START Provided data

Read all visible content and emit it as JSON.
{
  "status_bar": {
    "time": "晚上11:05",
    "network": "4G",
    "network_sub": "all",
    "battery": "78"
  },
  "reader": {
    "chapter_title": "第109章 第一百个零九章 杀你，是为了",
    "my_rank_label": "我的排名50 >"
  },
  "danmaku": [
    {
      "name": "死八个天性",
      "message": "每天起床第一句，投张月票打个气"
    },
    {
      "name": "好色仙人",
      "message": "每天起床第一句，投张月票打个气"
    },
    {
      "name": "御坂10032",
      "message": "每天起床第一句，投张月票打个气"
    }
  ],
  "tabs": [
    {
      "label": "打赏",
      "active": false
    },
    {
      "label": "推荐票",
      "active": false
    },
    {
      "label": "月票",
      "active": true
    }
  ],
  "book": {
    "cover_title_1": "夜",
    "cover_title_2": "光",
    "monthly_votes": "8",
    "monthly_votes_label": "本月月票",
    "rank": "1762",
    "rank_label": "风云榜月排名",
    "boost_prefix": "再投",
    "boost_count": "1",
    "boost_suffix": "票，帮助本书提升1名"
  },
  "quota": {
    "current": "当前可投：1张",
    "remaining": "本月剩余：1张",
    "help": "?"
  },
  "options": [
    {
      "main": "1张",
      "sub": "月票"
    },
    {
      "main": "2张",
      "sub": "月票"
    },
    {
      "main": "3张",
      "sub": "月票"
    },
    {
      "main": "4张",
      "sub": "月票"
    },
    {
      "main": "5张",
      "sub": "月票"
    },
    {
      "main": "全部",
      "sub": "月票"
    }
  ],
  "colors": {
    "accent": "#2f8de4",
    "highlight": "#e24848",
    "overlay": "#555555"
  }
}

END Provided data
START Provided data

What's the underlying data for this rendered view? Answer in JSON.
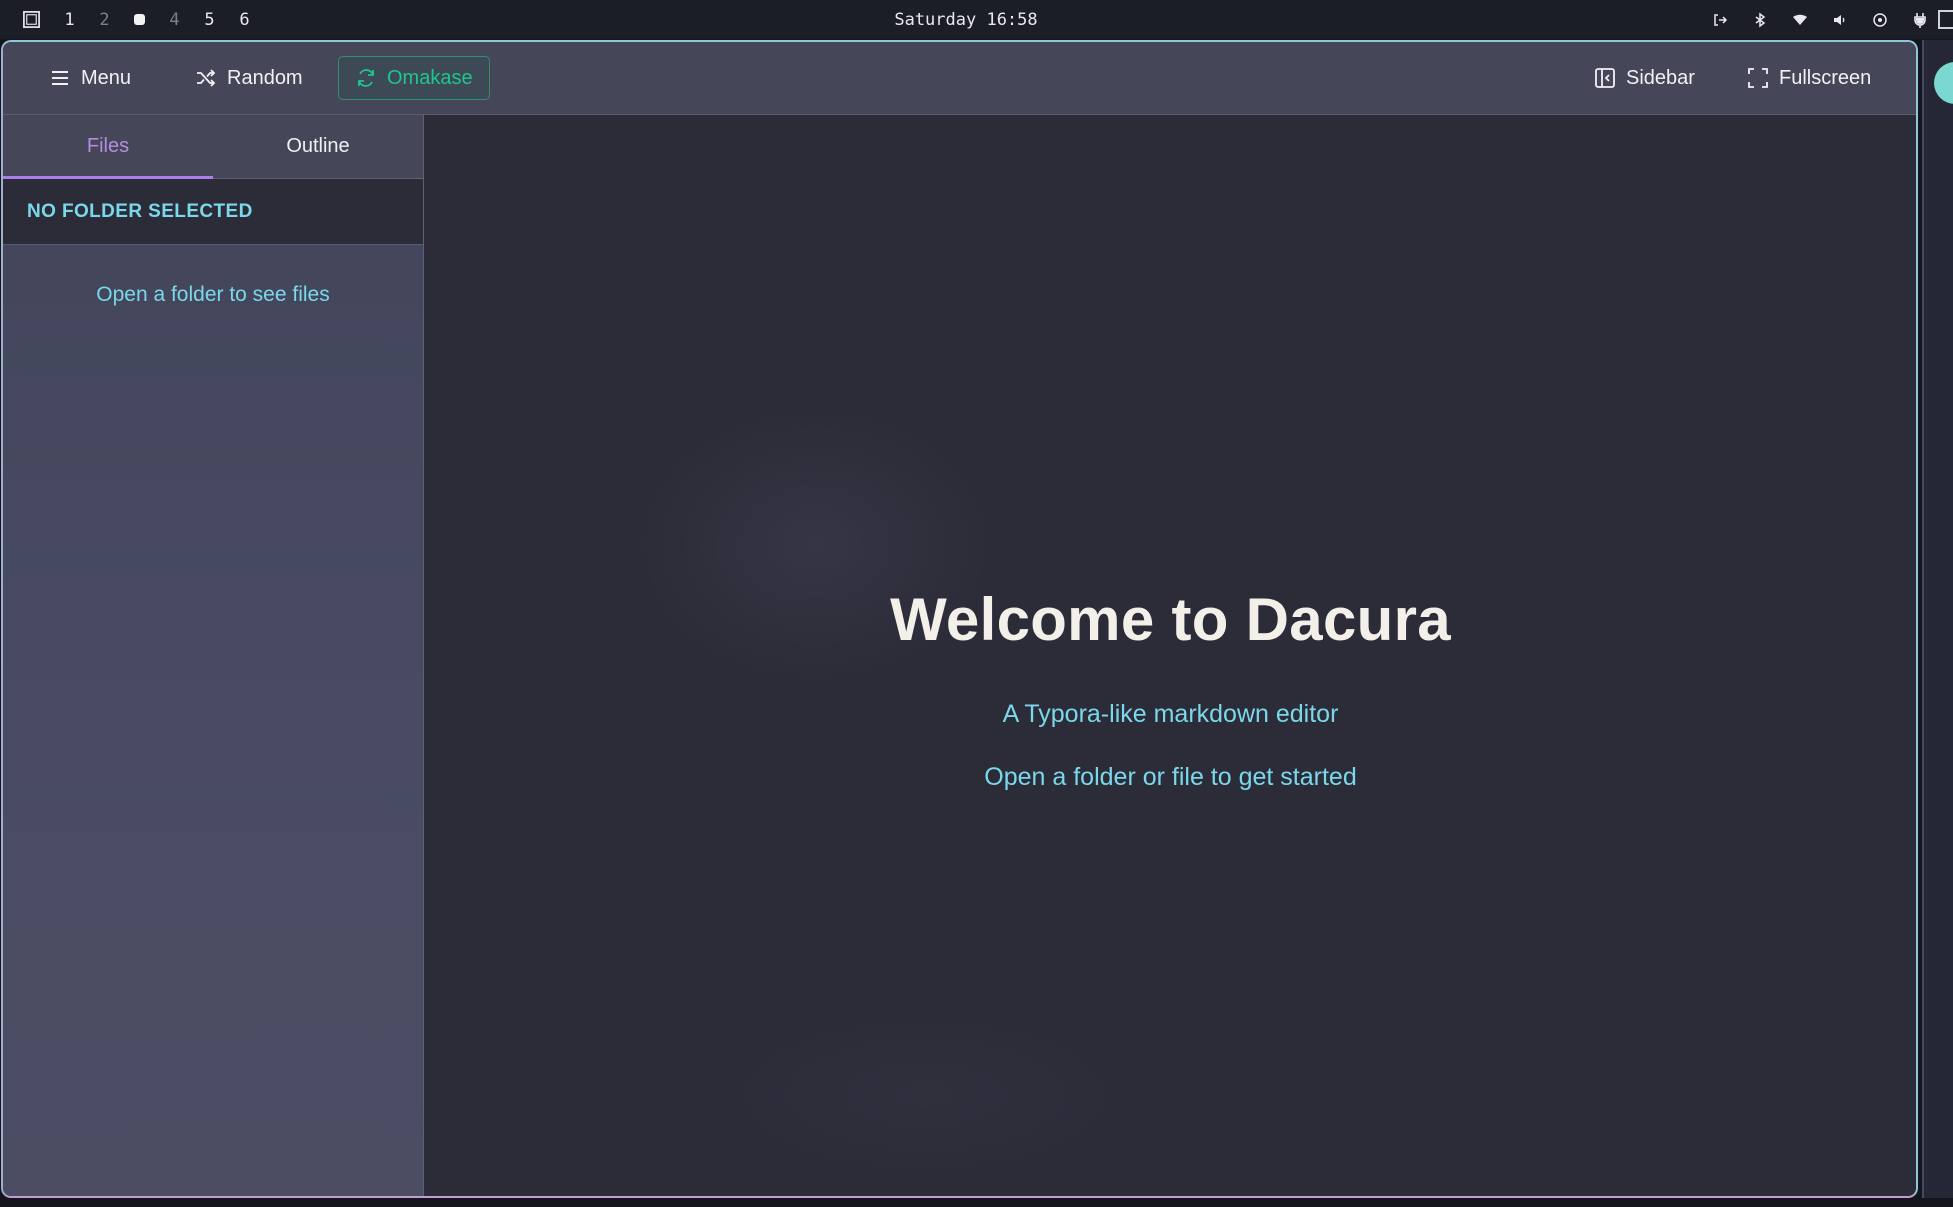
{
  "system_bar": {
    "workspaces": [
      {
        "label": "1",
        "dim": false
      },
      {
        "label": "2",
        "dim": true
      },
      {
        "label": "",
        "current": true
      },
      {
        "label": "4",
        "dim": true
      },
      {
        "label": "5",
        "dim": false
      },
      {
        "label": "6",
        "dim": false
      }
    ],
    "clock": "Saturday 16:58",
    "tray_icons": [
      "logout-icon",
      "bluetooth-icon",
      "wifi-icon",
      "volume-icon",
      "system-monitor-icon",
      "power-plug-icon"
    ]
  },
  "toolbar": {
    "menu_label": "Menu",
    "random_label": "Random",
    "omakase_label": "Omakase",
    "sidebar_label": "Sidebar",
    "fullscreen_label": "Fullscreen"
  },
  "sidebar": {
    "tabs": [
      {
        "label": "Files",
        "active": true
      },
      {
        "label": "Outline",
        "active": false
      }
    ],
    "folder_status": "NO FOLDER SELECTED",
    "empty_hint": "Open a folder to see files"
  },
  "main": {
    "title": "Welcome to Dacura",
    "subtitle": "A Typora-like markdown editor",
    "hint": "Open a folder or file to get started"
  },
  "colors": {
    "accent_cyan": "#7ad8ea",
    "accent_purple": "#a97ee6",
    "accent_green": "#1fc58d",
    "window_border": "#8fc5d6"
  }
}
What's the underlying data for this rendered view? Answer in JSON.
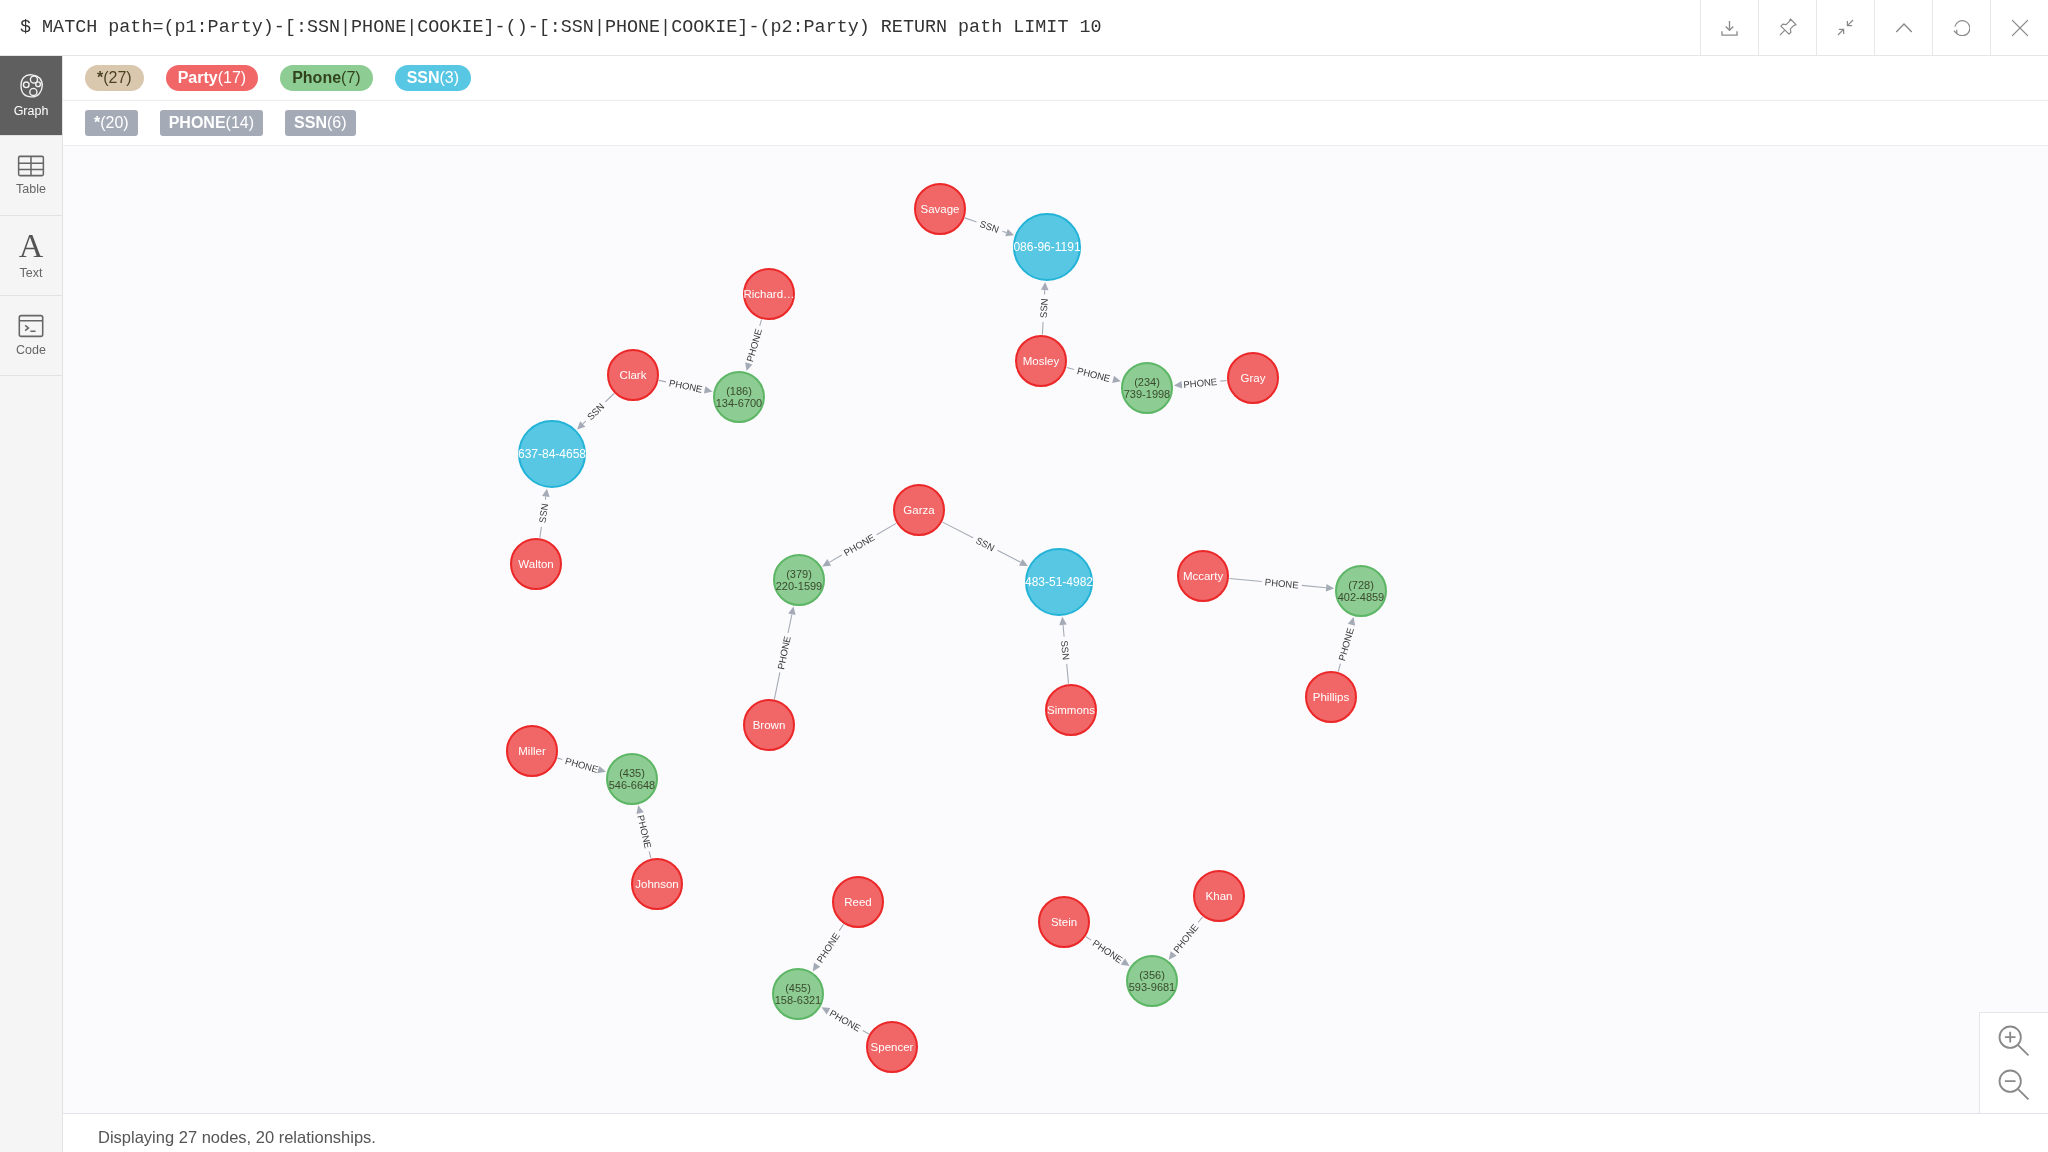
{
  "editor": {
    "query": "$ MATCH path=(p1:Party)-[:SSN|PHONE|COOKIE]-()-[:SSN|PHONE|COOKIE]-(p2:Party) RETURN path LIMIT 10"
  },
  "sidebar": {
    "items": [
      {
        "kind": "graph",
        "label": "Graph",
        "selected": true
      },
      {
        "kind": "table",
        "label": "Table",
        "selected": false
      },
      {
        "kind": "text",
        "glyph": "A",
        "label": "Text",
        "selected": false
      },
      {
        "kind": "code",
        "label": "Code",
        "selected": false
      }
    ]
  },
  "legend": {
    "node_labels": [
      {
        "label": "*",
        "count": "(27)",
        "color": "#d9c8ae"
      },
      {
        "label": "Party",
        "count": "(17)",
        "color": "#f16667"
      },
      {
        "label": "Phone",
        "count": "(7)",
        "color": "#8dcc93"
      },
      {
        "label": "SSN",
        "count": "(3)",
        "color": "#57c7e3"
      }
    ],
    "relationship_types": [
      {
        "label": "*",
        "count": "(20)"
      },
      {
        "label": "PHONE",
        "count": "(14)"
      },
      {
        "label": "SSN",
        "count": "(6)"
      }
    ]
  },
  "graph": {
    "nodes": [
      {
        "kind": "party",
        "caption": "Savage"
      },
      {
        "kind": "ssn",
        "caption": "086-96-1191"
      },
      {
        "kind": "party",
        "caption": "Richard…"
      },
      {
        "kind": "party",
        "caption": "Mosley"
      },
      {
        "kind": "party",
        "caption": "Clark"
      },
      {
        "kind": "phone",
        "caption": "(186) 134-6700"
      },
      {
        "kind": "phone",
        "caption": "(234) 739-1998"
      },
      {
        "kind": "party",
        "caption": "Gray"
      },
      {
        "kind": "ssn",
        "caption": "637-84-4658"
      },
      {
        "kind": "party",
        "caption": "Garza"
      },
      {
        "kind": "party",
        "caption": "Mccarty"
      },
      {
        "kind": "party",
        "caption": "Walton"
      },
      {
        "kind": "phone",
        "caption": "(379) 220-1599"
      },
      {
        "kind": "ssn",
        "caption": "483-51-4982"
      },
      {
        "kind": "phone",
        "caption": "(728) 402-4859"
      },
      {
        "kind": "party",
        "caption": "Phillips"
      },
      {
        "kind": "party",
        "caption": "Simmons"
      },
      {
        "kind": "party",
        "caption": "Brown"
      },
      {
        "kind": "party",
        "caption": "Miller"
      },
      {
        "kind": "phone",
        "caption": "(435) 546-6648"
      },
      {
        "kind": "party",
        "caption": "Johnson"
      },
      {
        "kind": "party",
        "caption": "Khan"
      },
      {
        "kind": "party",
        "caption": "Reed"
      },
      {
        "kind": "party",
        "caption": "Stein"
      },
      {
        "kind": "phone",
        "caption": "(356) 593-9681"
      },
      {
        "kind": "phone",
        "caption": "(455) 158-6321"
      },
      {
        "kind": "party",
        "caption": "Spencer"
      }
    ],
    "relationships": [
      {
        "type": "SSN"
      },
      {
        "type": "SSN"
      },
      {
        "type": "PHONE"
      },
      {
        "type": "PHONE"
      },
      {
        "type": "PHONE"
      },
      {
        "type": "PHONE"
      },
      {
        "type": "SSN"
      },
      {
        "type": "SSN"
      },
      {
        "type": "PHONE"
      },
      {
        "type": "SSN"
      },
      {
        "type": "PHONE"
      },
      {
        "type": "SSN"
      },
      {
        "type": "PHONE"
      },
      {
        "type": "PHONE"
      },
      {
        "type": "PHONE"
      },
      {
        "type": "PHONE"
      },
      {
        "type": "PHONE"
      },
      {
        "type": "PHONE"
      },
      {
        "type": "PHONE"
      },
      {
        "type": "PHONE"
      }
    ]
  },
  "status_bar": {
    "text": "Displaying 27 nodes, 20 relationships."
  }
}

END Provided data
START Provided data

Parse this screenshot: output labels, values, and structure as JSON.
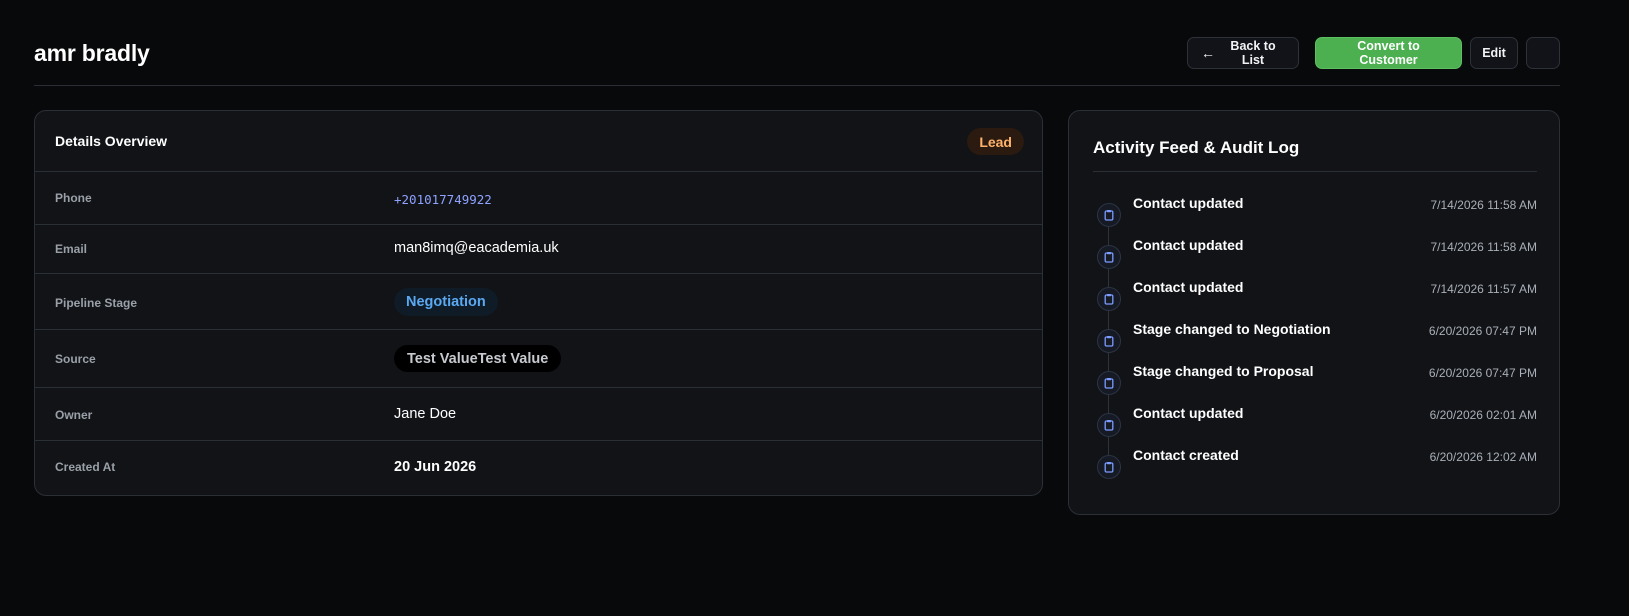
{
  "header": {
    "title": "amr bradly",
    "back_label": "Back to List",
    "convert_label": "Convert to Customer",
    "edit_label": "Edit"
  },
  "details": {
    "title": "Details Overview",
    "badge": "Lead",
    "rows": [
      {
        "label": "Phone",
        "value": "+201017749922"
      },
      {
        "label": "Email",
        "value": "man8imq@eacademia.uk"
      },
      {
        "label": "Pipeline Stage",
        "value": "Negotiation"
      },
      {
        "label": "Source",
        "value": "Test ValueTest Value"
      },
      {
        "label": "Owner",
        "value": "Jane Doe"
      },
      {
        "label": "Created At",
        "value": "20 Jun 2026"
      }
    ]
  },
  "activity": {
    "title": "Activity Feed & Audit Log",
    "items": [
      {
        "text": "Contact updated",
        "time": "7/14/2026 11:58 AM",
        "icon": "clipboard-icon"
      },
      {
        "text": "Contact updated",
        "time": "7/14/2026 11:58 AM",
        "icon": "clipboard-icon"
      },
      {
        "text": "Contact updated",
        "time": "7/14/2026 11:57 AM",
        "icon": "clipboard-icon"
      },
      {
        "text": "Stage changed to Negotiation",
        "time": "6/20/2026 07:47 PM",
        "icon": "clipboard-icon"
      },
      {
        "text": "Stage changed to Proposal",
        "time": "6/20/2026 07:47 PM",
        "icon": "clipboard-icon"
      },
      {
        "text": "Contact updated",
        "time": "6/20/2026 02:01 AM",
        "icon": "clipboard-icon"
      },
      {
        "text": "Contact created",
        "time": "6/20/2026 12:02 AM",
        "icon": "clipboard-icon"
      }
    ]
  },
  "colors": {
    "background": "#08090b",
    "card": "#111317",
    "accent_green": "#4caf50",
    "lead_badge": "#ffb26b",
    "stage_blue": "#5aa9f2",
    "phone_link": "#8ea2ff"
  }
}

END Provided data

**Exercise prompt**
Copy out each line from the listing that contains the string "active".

**Task response**
      "active": false
      "active": false
      "active": true
        "active": true
        "active": false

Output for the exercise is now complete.